A Beginner’s Guide to Poker


Poker is a game of chance and strategy that requires players to put chips into a pot, and then win or lose them in the end. While every variation of poker has different rules, the basic mechanics are the same. The game has a number of different betting rounds and players have the opportunity to raise and re-raise their stakes. The player who has the highest hand wins the pot.

The game begins with each player placing a forced bet, known as an ante or blind bet. Then, the dealer shuffles the cards and deals them to the players, starting with the player to his or her left. The cards are dealt either face up or face down, depending on the variant of poker being played. Once everyone has their two cards, the first of many betting rounds commences.

As the betting continues, players with strong hands will often raise their bets to force weaker players out of the pot and increase the value of their own hand. This is where a good understanding of the strength of your own hand is crucial. If you have a pair of Kings or Queens, for example, you should be aggressive in betting. This will put the other players on edge and they will think twice about going head-to-head against you when you make a big bet.

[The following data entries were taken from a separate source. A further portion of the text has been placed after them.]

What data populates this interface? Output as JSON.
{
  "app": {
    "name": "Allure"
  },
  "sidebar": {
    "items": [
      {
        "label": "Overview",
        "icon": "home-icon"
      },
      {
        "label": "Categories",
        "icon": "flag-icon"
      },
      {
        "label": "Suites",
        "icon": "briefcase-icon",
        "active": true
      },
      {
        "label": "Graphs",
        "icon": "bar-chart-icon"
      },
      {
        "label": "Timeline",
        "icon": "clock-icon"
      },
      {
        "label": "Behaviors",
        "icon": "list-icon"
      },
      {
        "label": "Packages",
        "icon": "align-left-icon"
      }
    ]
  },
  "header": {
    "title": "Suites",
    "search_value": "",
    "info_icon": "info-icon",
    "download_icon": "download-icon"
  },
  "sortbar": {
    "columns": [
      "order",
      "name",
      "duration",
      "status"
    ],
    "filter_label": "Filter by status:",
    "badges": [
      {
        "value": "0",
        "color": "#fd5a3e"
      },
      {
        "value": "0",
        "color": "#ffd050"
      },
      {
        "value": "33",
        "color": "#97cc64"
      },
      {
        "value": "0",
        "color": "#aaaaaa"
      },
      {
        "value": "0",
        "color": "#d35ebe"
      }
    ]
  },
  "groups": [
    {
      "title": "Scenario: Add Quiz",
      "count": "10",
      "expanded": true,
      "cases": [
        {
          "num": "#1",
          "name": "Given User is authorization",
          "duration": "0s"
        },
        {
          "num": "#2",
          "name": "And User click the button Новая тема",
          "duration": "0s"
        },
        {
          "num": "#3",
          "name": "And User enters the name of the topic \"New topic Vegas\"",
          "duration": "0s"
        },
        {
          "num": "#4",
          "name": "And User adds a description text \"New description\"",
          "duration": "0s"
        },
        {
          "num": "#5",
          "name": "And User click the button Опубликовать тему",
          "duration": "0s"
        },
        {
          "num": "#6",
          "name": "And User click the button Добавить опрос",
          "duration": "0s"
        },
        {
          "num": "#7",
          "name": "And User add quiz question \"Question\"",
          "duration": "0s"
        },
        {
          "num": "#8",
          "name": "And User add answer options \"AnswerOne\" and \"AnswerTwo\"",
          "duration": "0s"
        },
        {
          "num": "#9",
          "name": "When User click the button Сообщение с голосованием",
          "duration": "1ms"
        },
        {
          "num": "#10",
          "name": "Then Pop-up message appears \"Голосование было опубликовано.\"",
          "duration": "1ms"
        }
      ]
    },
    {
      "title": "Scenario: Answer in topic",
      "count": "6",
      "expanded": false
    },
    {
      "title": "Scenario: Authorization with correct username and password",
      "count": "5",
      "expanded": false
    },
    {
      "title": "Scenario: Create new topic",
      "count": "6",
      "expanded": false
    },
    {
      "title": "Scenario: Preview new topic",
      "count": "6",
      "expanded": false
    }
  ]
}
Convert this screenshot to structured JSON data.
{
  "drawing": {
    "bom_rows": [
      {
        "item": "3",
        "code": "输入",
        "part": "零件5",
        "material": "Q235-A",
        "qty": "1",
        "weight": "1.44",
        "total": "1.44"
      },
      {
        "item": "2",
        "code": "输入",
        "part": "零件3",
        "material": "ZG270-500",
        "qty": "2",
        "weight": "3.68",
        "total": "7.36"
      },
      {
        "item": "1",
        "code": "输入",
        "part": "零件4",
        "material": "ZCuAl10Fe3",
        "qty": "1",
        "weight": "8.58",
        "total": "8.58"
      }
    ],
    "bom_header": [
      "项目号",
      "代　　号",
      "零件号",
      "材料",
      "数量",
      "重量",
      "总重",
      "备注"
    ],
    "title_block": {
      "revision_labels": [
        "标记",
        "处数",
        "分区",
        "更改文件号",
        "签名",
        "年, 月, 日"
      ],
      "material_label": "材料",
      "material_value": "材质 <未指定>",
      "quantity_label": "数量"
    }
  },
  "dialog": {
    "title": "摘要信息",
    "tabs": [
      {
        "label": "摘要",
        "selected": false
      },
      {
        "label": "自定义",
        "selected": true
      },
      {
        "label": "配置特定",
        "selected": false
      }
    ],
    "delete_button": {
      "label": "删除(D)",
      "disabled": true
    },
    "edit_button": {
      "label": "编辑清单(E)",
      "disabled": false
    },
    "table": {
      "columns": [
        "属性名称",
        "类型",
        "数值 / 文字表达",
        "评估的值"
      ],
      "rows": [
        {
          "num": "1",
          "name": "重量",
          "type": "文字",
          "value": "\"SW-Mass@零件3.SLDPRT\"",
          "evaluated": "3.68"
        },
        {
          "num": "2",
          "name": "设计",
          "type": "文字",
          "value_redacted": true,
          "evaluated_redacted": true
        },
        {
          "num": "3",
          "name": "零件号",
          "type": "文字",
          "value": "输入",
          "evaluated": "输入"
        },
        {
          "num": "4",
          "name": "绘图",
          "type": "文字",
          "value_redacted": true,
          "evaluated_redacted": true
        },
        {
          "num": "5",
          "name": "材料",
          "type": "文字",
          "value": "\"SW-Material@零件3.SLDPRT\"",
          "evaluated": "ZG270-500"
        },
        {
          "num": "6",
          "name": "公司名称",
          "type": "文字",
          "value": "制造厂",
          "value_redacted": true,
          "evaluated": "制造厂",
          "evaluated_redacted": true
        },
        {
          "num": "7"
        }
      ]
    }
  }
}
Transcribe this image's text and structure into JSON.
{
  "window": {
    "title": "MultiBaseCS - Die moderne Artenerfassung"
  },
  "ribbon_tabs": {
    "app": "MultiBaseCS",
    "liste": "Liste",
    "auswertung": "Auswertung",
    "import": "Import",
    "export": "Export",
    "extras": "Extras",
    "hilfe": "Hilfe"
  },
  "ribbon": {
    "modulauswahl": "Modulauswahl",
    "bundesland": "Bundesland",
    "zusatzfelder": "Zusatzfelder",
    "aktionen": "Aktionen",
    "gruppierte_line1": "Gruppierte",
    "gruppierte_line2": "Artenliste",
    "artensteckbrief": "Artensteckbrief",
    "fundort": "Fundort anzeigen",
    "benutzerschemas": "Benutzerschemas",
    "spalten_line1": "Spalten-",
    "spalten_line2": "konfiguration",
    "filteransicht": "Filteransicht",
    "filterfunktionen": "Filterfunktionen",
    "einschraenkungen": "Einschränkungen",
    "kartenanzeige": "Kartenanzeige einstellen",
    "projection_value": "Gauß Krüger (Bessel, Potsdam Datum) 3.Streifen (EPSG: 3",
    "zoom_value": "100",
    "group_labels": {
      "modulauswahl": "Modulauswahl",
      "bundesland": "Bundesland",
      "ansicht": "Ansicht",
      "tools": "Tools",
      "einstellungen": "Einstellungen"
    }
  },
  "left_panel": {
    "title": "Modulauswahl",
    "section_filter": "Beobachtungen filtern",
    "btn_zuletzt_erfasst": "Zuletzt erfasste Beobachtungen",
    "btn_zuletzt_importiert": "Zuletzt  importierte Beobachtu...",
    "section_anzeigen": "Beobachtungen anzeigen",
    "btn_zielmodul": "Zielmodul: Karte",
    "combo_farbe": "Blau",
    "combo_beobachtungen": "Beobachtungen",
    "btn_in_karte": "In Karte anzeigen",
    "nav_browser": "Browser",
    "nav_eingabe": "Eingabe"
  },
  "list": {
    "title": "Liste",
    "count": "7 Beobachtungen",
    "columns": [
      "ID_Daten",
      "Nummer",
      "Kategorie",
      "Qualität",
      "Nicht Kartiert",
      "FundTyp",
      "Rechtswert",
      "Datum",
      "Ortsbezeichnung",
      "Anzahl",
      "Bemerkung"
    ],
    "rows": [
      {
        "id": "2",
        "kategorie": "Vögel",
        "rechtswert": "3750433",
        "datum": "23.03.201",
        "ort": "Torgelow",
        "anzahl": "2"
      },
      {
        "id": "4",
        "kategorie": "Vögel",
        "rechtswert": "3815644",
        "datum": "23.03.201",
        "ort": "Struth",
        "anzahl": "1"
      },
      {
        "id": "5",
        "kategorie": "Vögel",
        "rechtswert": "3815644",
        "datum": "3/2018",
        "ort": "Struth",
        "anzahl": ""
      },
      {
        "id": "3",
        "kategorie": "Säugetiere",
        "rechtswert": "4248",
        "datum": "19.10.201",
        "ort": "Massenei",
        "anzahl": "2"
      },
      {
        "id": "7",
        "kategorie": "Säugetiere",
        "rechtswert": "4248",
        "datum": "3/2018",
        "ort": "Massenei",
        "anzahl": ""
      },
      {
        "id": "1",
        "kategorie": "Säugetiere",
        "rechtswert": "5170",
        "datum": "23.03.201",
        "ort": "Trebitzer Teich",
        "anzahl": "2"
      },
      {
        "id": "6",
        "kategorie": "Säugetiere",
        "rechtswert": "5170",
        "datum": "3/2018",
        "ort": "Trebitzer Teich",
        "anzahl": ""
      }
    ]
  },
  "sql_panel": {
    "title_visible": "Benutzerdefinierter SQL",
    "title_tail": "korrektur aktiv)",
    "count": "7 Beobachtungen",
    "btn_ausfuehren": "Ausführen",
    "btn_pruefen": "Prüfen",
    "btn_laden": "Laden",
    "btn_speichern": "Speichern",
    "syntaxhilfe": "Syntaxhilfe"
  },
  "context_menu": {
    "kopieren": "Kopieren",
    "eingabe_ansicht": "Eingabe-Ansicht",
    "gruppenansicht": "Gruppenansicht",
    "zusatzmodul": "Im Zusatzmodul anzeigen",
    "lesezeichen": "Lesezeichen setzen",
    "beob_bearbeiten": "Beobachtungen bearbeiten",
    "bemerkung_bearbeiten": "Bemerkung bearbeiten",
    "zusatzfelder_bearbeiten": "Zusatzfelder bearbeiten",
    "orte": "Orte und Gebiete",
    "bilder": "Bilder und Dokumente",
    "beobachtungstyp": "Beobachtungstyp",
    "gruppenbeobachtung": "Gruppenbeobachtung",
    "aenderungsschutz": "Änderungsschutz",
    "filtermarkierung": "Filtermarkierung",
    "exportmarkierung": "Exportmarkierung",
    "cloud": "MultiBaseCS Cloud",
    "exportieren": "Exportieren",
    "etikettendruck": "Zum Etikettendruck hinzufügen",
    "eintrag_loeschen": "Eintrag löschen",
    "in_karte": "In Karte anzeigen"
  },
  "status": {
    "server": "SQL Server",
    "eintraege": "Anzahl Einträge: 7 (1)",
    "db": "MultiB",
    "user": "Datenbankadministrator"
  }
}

If you have a weaker hand, such as an Ace or King-high pair, you should fold as quickly as possible. The law of averages dictates that you will lose most of your hands, and the best way to maximize your profit is to avoid these losers. Observe the other players at your table and learn from their gameplay. This will help you to develop your own instincts as a player and improve your winning chances.

Keeping your opponents guessing is an essential part of any good poker strategy. You want to be able to trick your opponents into thinking you have a great hand when you are bluffing and that you have the nuts when you have one. However, if you always play in the same style, your opponents will know exactly what you are up to and you won’t be able to pull off any deceptions.

If you’re new to poker, it will take time to master the game and achieve consistent results. In the meantime, it’s important to exercise proper bankroll management and remain dedicated to your goal of becoming a successful poker player.